Records excerpted from a collection
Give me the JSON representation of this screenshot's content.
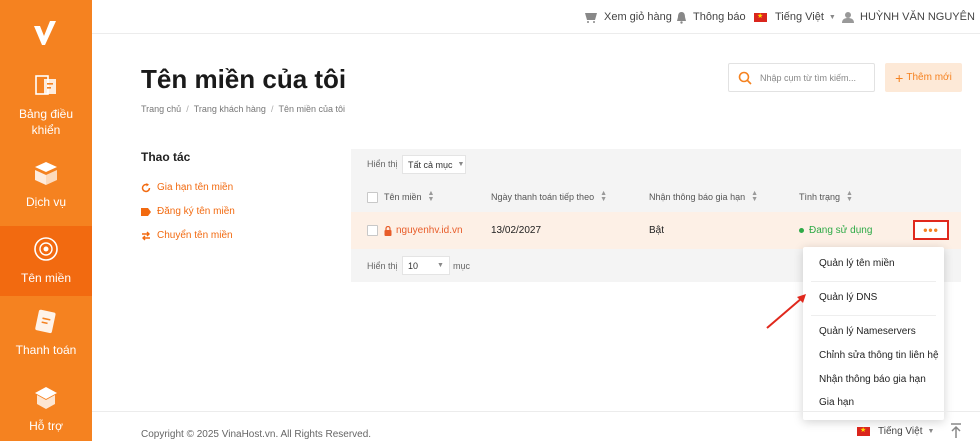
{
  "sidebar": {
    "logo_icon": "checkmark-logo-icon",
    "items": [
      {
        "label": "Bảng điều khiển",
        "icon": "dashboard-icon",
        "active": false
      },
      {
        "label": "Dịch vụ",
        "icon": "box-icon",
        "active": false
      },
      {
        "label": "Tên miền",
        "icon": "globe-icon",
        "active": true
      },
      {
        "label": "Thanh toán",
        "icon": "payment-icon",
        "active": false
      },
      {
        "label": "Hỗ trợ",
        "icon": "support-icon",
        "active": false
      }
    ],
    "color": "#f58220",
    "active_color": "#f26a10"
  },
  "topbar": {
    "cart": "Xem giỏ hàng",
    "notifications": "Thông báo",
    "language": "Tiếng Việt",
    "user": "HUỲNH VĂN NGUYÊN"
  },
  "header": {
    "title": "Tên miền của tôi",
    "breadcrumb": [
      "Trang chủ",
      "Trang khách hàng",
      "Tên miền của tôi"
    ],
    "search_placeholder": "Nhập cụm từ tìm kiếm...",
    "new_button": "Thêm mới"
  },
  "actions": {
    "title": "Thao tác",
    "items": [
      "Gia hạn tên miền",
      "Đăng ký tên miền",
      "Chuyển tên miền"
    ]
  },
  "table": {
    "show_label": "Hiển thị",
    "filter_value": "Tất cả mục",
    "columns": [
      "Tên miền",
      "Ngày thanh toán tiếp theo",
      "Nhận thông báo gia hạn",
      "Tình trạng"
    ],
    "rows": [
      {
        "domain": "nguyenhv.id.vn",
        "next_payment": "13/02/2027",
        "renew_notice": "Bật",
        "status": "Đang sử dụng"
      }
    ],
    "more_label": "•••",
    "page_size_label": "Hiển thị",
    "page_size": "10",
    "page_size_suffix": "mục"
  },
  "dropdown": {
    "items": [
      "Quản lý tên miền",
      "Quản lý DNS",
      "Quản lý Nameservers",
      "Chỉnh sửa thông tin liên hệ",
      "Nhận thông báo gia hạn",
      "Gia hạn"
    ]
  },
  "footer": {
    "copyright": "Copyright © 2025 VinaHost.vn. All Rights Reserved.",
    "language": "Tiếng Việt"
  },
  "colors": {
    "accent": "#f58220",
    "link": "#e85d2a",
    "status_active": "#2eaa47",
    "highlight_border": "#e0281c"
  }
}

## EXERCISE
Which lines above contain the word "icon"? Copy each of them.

## RESULT
    "logo_icon": "checkmark-logo-icon",
        "icon": "dashboard-icon",
        "icon": "box-icon",
        "icon": "globe-icon",
        "icon": "payment-icon",
        "icon": "support-icon",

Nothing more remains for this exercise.